### Problem statement
Could you retype all of the records exactly, leaving out every picture?

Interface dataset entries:
____________

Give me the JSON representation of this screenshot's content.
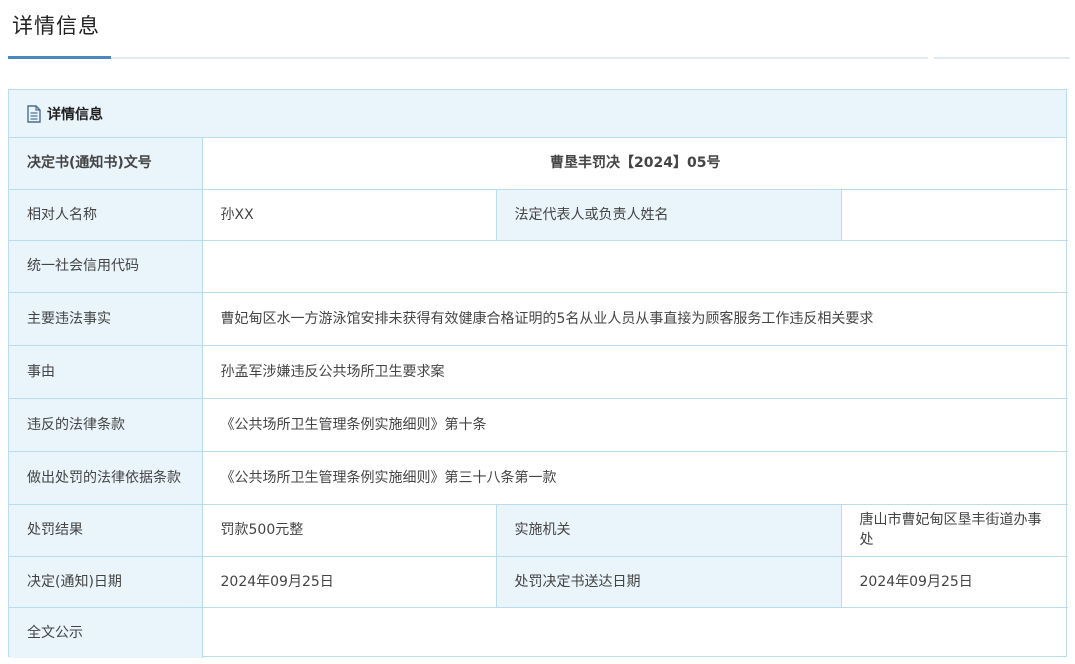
{
  "page": {
    "title": "详情信息"
  },
  "panel": {
    "title": "详情信息"
  },
  "rows": {
    "doc_no": {
      "label": "决定书(通知书)文号",
      "value": "曹垦丰罚决【2024】05号"
    },
    "party": {
      "label": "相对人名称",
      "value": "孙XX",
      "label2": "法定代表人或负责人姓名",
      "value2": ""
    },
    "credit_code": {
      "label": "统一社会信用代码",
      "value": ""
    },
    "facts": {
      "label": "主要违法事实",
      "value": "曹妃甸区水一方游泳馆安排未获得有效健康合格证明的5名从业人员从事直接为顾客服务工作违反相关要求"
    },
    "cause": {
      "label": "事由",
      "value": "孙孟军涉嫌违反公共场所卫生要求案"
    },
    "violated": {
      "label": "违反的法律条款",
      "value": "《公共场所卫生管理条例实施细则》第十条"
    },
    "basis": {
      "label": "做出处罚的法律依据条款",
      "value": "《公共场所卫生管理条例实施细则》第三十八条第一款"
    },
    "result": {
      "label": "处罚结果",
      "value": "罚款500元整",
      "label2": "实施机关",
      "value2": "唐山市曹妃甸区垦丰街道办事处"
    },
    "dates": {
      "label": "决定(通知)日期",
      "value": "2024年09月25日",
      "label2": "处罚决定书送达日期",
      "value2": "2024年09月25日"
    },
    "full_text": {
      "label": "全文公示",
      "value": ""
    }
  },
  "colors": {
    "accent": "#4a89bf",
    "label_bg": "#e9f4fb",
    "border": "#b9dcee"
  },
  "icons": {
    "panel_icon": "document-icon"
  }
}
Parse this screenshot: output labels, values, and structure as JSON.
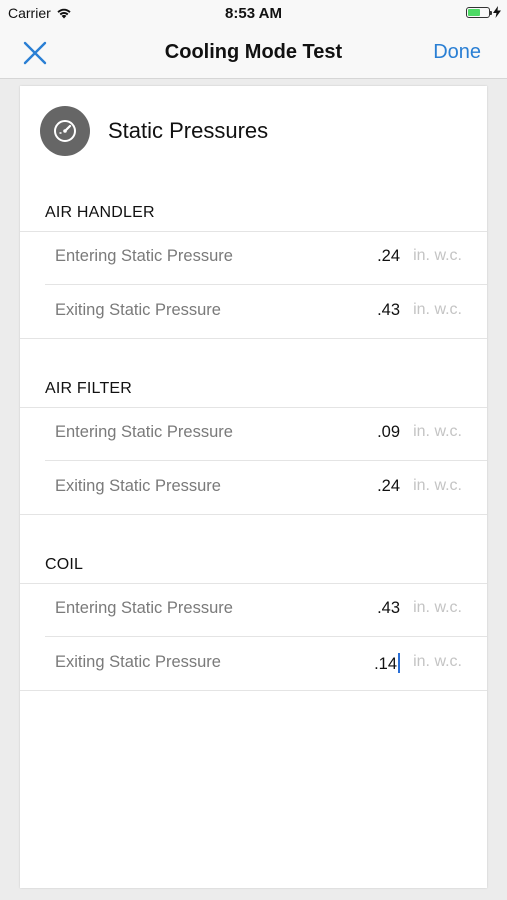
{
  "status_bar": {
    "carrier": "Carrier",
    "time": "8:53 AM",
    "battery_level": 0.6
  },
  "nav": {
    "title": "Cooling Mode Test",
    "done_label": "Done"
  },
  "card": {
    "title": "Static Pressures",
    "icon": "gauge-icon"
  },
  "sections": [
    {
      "title": "AIR HANDLER",
      "rows": [
        {
          "label": "Entering Static Pressure",
          "value": ".24",
          "unit": "in. w.c."
        },
        {
          "label": "Exiting Static Pressure",
          "value": ".43",
          "unit": "in. w.c."
        }
      ]
    },
    {
      "title": "AIR FILTER",
      "rows": [
        {
          "label": "Entering Static Pressure",
          "value": ".09",
          "unit": "in. w.c."
        },
        {
          "label": "Exiting Static Pressure",
          "value": ".24",
          "unit": "in. w.c."
        }
      ]
    },
    {
      "title": "COIL",
      "rows": [
        {
          "label": "Entering Static Pressure",
          "value": ".43",
          "unit": "in. w.c."
        },
        {
          "label": "Exiting Static Pressure",
          "value": ".14",
          "unit": "in. w.c."
        }
      ]
    }
  ],
  "colors": {
    "accent": "#2a7fd4",
    "battery": "#4cd964",
    "unit_text": "#c4c4c4"
  }
}
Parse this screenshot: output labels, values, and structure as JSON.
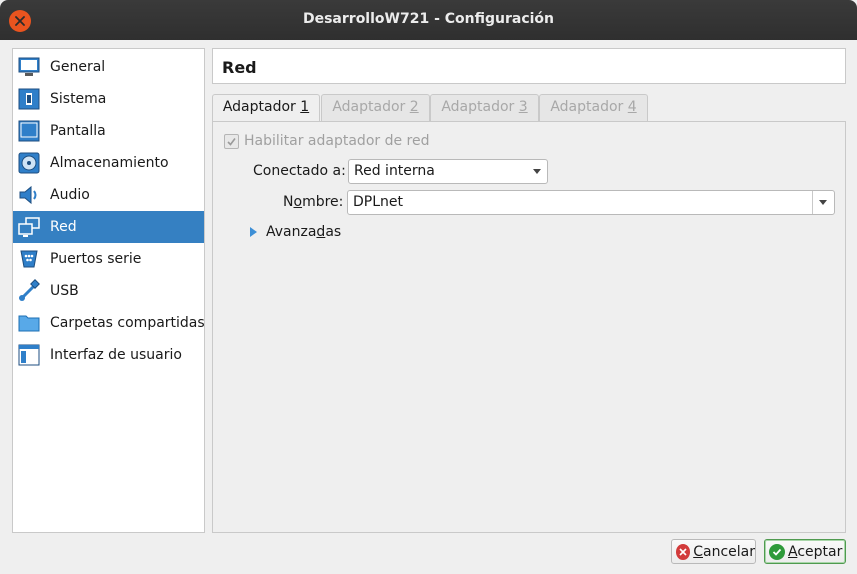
{
  "window": {
    "title": "DesarrolloW721 - Configuración"
  },
  "sidebar": {
    "items": [
      {
        "label": "General",
        "icon": "monitor-icon"
      },
      {
        "label": "Sistema",
        "icon": "chip-icon"
      },
      {
        "label": "Pantalla",
        "icon": "display-icon"
      },
      {
        "label": "Almacenamiento",
        "icon": "storage-disk-icon"
      },
      {
        "label": "Audio",
        "icon": "speaker-icon"
      },
      {
        "label": "Red",
        "icon": "network-icon",
        "selected": true
      },
      {
        "label": "Puertos serie",
        "icon": "serial-port-icon"
      },
      {
        "label": "USB",
        "icon": "usb-icon"
      },
      {
        "label": "Carpetas compartidas",
        "icon": "folder-icon"
      },
      {
        "label": "Interfaz de usuario",
        "icon": "window-ui-icon"
      }
    ]
  },
  "header": {
    "title": "Red"
  },
  "tabs": [
    {
      "label_pre": "Adaptador ",
      "label_key": "1",
      "active": true
    },
    {
      "label_pre": "Adaptador ",
      "label_key": "2",
      "active": false
    },
    {
      "label_pre": "Adaptador ",
      "label_key": "3",
      "active": false
    },
    {
      "label_pre": "Adaptador ",
      "label_key": "4",
      "active": false
    }
  ],
  "form": {
    "enable_adapter_label": "Habilitar adaptador de red",
    "enable_adapter_checked": true,
    "connected_label_pre": "Conectado a",
    "connected_label_post": ":",
    "connected_value": "Red interna",
    "name_label_pre": "N",
    "name_label_key": "o",
    "name_label_post": "mbre:",
    "name_value": "DPLnet",
    "advanced_label_pre": "Avanza",
    "advanced_label_key": "d",
    "advanced_label_post": "as"
  },
  "buttons": {
    "cancel_key": "C",
    "cancel_rest": "ancelar",
    "accept_key": "A",
    "accept_rest": "ceptar"
  },
  "colors": {
    "selection": "#3580c2",
    "titlebar": "#2f2f2f",
    "close": "#e9541f"
  }
}
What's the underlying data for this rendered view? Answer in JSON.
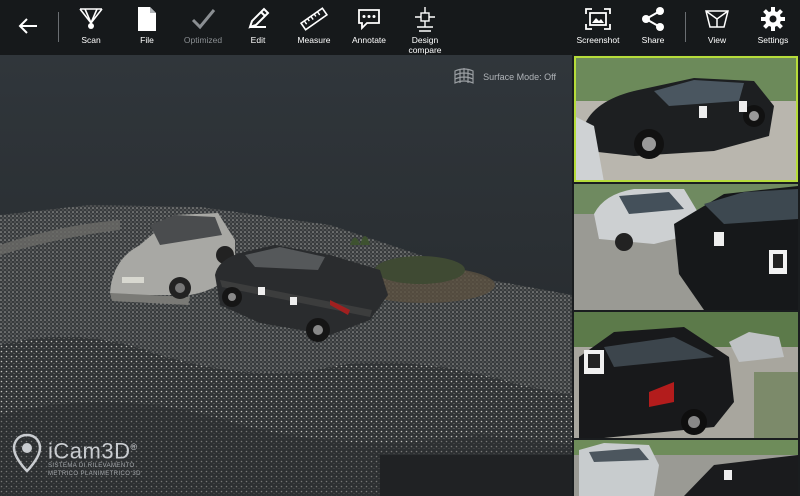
{
  "toolbar": {
    "back": {
      "icon": "back-arrow-icon"
    },
    "tools": [
      {
        "id": "scan",
        "label": "Scan",
        "icon": "scan-icon",
        "enabled": true
      },
      {
        "id": "file",
        "label": "File",
        "icon": "file-icon",
        "enabled": true
      },
      {
        "id": "optimized",
        "label": "Optimized",
        "icon": "checkmark-icon",
        "enabled": false
      },
      {
        "id": "edit",
        "label": "Edit",
        "icon": "pencil-icon",
        "enabled": true
      },
      {
        "id": "measure",
        "label": "Measure",
        "icon": "ruler-icon",
        "enabled": true
      },
      {
        "id": "annotate",
        "label": "Annotate",
        "icon": "speech-bubble-icon",
        "enabled": true
      },
      {
        "id": "design-compare",
        "label": "Design\ncompare",
        "icon": "design-compare-icon",
        "enabled": true
      }
    ],
    "right_tools": [
      {
        "id": "screenshot",
        "label": "Screenshot",
        "icon": "screenshot-icon"
      },
      {
        "id": "share",
        "label": "Share",
        "icon": "share-icon"
      },
      {
        "id": "view",
        "label": "View",
        "icon": "cube-icon"
      },
      {
        "id": "settings",
        "label": "Settings",
        "icon": "gear-icon"
      }
    ]
  },
  "viewport": {
    "surface_mode_label": "Surface Mode: Off",
    "surface_icon": "mesh-icon",
    "logo": {
      "title": "iCam3D",
      "registered": "®",
      "subtitle_line1": "SISTEMA DI RILEVAMENTO",
      "subtitle_line2": "METRICO PLANIMETRICO 3D"
    }
  },
  "thumbnails": {
    "selected_index": 0,
    "items": [
      {
        "name": "photo-1"
      },
      {
        "name": "photo-2"
      },
      {
        "name": "photo-3"
      },
      {
        "name": "photo-4"
      }
    ]
  },
  "colors": {
    "toolbar_bg": "#16191b",
    "selection": "#b6dc3a",
    "disabled_text": "#8a8e92"
  }
}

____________

### Answer to this exercise
Give me the JSON representation of this screenshot's content.
{
  "page": {
    "title": "详情信息"
  },
  "panel": {
    "title": "详情信息"
  },
  "rows": {
    "doc_no": {
      "label": "决定书(通知书)文号",
      "value": "曹垦丰罚决【2024】05号"
    },
    "party": {
      "label": "相对人名称",
      "value": "孙XX",
      "label2": "法定代表人或负责人姓名",
      "value2": ""
    },
    "credit_code": {
      "label": "统一社会信用代码",
      "value": ""
    },
    "facts": {
      "label": "主要违法事实",
      "value": "曹妃甸区水一方游泳馆安排未获得有效健康合格证明的5名从业人员从事直接为顾客服务工作违反相关要求"
    },
    "cause": {
      "label": "事由",
      "value": "孙孟军涉嫌违反公共场所卫生要求案"
    },
    "violated": {
      "label": "违反的法律条款",
      "value": "《公共场所卫生管理条例实施细则》第十条"
    },
    "basis": {
      "label": "做出处罚的法律依据条款",
      "value": "《公共场所卫生管理条例实施细则》第三十八条第一款"
    },
    "result": {
      "label": "处罚结果",
      "value": "罚款500元整",
      "label2": "实施机关",
      "value2": "唐山市曹妃甸区垦丰街道办事处"
    },
    "dates": {
      "label": "决定(通知)日期",
      "value": "2024年09月25日",
      "label2": "处罚决定书送达日期",
      "value2": "2024年09月25日"
    },
    "full_text": {
      "label": "全文公示",
      "value": ""
    }
  },
  "colors": {
    "accent": "#4a89bf",
    "label_bg": "#e9f4fb",
    "border": "#b9dcee"
  },
  "icons": {
    "panel_icon": "document-icon"
  }
}
Parse this screenshot: output labels, values, and structure as JSON.
{
  "status_bar": {
    "carrier": "Carrier",
    "time": "8:53 AM",
    "battery_level": 0.6
  },
  "nav": {
    "title": "Cooling Mode Test",
    "done_label": "Done"
  },
  "card": {
    "title": "Static Pressures",
    "icon": "gauge-icon"
  },
  "sections": [
    {
      "title": "AIR HANDLER",
      "rows": [
        {
          "label": "Entering Static Pressure",
          "value": ".24",
          "unit": "in. w.c."
        },
        {
          "label": "Exiting Static Pressure",
          "value": ".43",
          "unit": "in. w.c."
        }
      ]
    },
    {
      "title": "AIR FILTER",
      "rows": [
        {
          "label": "Entering Static Pressure",
          "value": ".09",
          "unit": "in. w.c."
        },
        {
          "label": "Exiting Static Pressure",
          "value": ".24",
          "unit": "in. w.c."
        }
      ]
    },
    {
      "title": "COIL",
      "rows": [
        {
          "label": "Entering Static Pressure",
          "value": ".43",
          "unit": "in. w.c."
        },
        {
          "label": "Exiting Static Pressure",
          "value": ".14",
          "unit": "in. w.c."
        }
      ]
    }
  ],
  "colors": {
    "accent": "#2a7fd4",
    "battery": "#4cd964",
    "unit_text": "#c4c4c4"
  }
}
Parse this screenshot: output labels, values, and structure as JSON.
{
  "window": {
    "title": "DesarrolloW721 - Configuración"
  },
  "sidebar": {
    "items": [
      {
        "label": "General",
        "icon": "monitor-icon"
      },
      {
        "label": "Sistema",
        "icon": "chip-icon"
      },
      {
        "label": "Pantalla",
        "icon": "display-icon"
      },
      {
        "label": "Almacenamiento",
        "icon": "storage-disk-icon"
      },
      {
        "label": "Audio",
        "icon": "speaker-icon"
      },
      {
        "label": "Red",
        "icon": "network-icon",
        "selected": true
      },
      {
        "label": "Puertos serie",
        "icon": "serial-port-icon"
      },
      {
        "label": "USB",
        "icon": "usb-icon"
      },
      {
        "label": "Carpetas compartidas",
        "icon": "folder-icon"
      },
      {
        "label": "Interfaz de usuario",
        "icon": "window-ui-icon"
      }
    ]
  },
  "header": {
    "title": "Red"
  },
  "tabs": [
    {
      "label_pre": "Adaptador ",
      "label_key": "1",
      "active": true
    },
    {
      "label_pre": "Adaptador ",
      "label_key": "2",
      "active": false
    },
    {
      "label_pre": "Adaptador ",
      "label_key": "3",
      "active": false
    },
    {
      "label_pre": "Adaptador ",
      "label_key": "4",
      "active": false
    }
  ],
  "form": {
    "enable_adapter_label": "Habilitar adaptador de red",
    "enable_adapter_checked": true,
    "connected_label_pre": "Conectado a",
    "connected_label_post": ":",
    "connected_value": "Red interna",
    "name_label_pre": "N",
    "name_label_key": "o",
    "name_label_post": "mbre:",
    "name_value": "DPLnet",
    "advanced_label_pre": "Avanza",
    "advanced_label_key": "d",
    "advanced_label_post": "as"
  },
  "buttons": {
    "cancel_key": "C",
    "cancel_rest": "ancelar",
    "accept_key": "A",
    "accept_rest": "ceptar"
  },
  "colors": {
    "selection": "#3580c2",
    "titlebar": "#2f2f2f",
    "close": "#e9541f"
  }
}
What's the underlying data for this rendered view? Answer in JSON.
{
  "toolbar": {
    "back": {
      "icon": "back-arrow-icon"
    },
    "tools": [
      {
        "id": "scan",
        "label": "Scan",
        "icon": "scan-icon",
        "enabled": true
      },
      {
        "id": "file",
        "label": "File",
        "icon": "file-icon",
        "enabled": true
      },
      {
        "id": "optimized",
        "label": "Optimized",
        "icon": "checkmark-icon",
        "enabled": false
      },
      {
        "id": "edit",
        "label": "Edit",
        "icon": "pencil-icon",
        "enabled": true
      },
      {
        "id": "measure",
        "label": "Measure",
        "icon": "ruler-icon",
        "enabled": true
      },
      {
        "id": "annotate",
        "label": "Annotate",
        "icon": "speech-bubble-icon",
        "enabled": true
      },
      {
        "id": "design-compare",
        "label": "Design\ncompare",
        "icon": "design-compare-icon",
        "enabled": true
      }
    ],
    "right_tools": [
      {
        "id": "screenshot",
        "label": "Screenshot",
        "icon": "screenshot-icon"
      },
      {
        "id": "share",
        "label": "Share",
        "icon": "share-icon"
      },
      {
        "id": "view",
        "label": "View",
        "icon": "cube-icon"
      },
      {
        "id": "settings",
        "label": "Settings",
        "icon": "gear-icon"
      }
    ]
  },
  "viewport": {
    "surface_mode_label": "Surface Mode: Off",
    "surface_icon": "mesh-icon",
    "logo": {
      "title": "iCam3D",
      "registered": "®",
      "subtitle_line1": "SISTEMA DI RILEVAMENTO",
      "subtitle_line2": "METRICO PLANIMETRICO 3D"
    }
  },
  "thumbnails": {
    "selected_index": 0,
    "items": [
      {
        "name": "photo-1"
      },
      {
        "name": "photo-2"
      },
      {
        "name": "photo-3"
      },
      {
        "name": "photo-4"
      }
    ]
  },
  "colors": {
    "toolbar_bg": "#16191b",
    "selection": "#b6dc3a",
    "disabled_text": "#8a8e92"
  }
}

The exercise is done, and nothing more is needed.